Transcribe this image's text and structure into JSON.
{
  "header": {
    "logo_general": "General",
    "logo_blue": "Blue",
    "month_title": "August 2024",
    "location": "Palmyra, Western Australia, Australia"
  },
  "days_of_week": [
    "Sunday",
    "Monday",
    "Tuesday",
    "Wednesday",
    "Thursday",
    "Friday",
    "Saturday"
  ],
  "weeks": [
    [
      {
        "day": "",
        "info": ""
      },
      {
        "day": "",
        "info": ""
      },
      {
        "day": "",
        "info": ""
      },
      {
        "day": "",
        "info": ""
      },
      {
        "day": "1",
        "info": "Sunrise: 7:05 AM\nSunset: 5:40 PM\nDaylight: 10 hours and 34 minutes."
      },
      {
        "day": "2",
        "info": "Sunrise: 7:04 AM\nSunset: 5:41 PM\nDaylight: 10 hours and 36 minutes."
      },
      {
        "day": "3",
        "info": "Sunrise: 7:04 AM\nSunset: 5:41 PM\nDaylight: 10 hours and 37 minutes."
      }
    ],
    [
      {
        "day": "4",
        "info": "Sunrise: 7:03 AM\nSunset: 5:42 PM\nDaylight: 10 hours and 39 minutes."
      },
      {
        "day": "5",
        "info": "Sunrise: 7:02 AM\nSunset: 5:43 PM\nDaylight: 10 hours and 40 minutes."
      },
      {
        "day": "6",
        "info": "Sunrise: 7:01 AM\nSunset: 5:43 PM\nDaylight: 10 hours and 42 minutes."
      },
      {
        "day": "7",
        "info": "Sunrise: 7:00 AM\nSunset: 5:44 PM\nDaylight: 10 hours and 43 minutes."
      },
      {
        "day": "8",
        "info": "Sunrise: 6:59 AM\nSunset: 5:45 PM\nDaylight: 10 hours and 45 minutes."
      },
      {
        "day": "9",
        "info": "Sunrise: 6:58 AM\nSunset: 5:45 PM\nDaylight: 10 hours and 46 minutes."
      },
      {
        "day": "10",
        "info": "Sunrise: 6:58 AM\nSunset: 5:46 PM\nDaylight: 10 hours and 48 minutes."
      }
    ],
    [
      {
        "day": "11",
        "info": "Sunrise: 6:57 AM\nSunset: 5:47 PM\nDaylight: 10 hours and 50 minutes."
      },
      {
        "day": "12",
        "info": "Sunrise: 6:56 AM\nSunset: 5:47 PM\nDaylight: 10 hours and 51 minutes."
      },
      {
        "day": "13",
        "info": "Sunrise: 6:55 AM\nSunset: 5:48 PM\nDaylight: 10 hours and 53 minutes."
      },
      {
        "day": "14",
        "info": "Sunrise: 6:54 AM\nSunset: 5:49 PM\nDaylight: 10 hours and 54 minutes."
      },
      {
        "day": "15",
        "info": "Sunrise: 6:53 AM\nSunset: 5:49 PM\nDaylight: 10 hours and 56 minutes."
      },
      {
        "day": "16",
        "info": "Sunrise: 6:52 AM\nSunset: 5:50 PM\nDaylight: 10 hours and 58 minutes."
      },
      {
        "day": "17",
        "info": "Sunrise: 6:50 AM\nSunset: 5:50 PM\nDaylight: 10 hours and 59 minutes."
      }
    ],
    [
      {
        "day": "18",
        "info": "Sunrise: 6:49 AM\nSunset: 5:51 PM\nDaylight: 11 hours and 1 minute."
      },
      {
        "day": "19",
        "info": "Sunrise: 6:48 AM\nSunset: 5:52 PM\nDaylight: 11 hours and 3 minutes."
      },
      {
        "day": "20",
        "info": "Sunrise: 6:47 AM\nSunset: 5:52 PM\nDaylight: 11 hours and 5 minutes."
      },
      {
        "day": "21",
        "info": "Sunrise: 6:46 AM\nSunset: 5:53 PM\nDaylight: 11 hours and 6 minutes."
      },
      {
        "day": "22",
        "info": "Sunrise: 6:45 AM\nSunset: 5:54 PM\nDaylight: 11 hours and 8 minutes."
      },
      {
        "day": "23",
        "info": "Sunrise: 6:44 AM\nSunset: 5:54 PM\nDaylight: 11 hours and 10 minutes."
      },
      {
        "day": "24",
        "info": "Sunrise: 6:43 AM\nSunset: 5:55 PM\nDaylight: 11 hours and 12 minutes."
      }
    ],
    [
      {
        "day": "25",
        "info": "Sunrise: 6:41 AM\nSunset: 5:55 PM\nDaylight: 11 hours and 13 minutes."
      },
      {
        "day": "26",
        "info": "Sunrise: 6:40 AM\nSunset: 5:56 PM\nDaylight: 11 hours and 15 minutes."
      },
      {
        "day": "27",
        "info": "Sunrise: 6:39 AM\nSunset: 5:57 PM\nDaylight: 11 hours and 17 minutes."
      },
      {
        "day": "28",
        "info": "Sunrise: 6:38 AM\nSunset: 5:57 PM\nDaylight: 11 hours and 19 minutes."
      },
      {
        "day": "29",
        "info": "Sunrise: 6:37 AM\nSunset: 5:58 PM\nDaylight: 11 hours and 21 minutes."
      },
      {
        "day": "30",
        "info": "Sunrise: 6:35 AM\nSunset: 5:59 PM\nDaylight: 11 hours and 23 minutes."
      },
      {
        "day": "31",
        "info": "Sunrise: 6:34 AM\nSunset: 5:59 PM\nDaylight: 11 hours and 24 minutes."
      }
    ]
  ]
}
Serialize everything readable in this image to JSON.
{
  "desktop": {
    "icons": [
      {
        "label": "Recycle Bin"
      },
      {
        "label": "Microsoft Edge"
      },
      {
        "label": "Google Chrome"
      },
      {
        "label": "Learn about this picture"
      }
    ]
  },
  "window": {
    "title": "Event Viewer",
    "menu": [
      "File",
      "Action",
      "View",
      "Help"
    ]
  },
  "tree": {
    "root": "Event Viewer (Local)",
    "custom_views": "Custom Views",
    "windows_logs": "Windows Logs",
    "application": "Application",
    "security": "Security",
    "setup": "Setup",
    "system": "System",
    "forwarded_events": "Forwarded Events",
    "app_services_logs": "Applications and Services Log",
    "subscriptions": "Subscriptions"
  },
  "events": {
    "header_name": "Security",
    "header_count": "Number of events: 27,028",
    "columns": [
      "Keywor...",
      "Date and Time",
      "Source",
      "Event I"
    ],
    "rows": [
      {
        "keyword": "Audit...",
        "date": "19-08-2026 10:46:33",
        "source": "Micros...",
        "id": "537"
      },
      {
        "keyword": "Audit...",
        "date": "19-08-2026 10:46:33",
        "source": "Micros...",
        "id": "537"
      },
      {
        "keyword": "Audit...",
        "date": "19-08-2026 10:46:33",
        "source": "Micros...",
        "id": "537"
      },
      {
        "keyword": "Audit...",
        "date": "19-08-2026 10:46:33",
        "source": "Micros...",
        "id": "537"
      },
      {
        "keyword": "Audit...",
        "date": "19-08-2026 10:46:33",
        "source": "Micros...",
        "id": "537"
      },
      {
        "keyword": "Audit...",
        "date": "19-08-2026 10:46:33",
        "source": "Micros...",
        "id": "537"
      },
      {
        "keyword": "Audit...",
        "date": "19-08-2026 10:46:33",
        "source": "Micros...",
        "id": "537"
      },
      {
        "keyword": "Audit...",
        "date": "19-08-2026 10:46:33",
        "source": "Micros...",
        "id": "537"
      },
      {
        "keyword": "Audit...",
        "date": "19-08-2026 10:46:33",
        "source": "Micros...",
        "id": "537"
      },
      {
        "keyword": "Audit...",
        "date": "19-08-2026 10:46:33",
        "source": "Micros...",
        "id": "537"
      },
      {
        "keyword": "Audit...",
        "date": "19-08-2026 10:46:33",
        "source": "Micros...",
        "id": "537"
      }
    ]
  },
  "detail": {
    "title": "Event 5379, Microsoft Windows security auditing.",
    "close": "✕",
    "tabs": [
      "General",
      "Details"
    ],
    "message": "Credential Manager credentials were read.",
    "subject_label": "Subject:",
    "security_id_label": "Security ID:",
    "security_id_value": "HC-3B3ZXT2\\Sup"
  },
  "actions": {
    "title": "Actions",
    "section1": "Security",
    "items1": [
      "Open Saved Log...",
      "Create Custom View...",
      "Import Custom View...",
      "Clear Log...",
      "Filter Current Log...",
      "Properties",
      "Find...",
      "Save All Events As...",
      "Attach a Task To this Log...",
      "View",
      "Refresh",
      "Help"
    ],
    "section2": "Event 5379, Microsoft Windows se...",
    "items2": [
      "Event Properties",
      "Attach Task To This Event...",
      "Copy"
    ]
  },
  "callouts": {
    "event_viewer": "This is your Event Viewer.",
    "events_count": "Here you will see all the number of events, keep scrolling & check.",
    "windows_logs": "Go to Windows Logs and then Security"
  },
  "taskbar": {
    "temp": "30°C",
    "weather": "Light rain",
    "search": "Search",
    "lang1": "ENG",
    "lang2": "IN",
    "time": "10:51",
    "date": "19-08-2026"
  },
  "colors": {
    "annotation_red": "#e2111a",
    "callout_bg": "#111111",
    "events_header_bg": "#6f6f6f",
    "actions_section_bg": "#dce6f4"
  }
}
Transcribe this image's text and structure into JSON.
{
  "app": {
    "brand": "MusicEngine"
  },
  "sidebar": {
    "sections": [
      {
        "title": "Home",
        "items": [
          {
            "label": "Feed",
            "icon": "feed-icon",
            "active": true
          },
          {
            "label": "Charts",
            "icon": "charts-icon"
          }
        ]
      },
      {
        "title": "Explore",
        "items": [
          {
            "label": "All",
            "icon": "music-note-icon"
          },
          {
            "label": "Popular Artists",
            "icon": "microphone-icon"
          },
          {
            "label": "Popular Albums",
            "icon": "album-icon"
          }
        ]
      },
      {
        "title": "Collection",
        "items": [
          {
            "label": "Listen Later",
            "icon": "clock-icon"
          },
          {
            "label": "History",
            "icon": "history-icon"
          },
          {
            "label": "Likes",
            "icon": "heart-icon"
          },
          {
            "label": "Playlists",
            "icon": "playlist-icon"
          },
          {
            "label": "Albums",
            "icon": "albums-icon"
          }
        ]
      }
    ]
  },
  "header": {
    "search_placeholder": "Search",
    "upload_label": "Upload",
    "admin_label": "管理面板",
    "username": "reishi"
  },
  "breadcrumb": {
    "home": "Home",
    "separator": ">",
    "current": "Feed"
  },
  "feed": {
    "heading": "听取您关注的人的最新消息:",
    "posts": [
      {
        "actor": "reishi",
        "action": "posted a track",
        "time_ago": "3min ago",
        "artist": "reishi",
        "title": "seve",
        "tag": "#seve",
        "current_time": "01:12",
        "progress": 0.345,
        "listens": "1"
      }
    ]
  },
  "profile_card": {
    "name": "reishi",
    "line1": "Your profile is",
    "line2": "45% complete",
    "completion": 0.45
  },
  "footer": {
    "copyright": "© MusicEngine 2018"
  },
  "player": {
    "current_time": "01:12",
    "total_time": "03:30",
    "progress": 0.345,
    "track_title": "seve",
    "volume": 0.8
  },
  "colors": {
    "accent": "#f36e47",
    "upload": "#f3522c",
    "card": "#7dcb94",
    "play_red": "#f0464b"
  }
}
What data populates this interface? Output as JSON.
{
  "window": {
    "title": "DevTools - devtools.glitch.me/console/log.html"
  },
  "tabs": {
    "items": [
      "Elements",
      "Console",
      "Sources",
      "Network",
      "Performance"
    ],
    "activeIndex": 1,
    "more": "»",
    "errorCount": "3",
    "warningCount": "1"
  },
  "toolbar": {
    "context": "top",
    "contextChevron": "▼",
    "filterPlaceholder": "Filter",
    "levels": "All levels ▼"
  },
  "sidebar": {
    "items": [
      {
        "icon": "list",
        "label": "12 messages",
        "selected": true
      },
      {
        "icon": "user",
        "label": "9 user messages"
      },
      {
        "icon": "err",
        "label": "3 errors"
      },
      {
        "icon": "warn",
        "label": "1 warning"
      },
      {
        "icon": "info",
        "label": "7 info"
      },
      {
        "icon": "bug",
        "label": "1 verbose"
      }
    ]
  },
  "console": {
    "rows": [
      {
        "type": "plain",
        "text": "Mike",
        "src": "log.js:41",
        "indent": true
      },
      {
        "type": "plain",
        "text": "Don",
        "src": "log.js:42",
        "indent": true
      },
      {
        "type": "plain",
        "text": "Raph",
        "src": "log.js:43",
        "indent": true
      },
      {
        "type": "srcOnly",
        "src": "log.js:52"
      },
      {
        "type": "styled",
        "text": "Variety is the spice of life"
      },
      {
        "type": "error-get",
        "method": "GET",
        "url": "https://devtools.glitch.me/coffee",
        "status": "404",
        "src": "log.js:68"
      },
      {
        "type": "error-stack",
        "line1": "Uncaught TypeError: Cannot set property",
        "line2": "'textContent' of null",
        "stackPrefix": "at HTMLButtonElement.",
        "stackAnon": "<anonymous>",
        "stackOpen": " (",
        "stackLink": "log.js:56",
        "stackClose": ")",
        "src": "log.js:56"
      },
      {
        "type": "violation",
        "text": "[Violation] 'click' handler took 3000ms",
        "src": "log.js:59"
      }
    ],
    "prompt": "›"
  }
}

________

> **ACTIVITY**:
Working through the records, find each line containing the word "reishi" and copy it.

> **TASK OUTPUT**:
    "username": "reishi"
        "actor": "reishi",
        "artist": "reishi",
    "name": "reishi",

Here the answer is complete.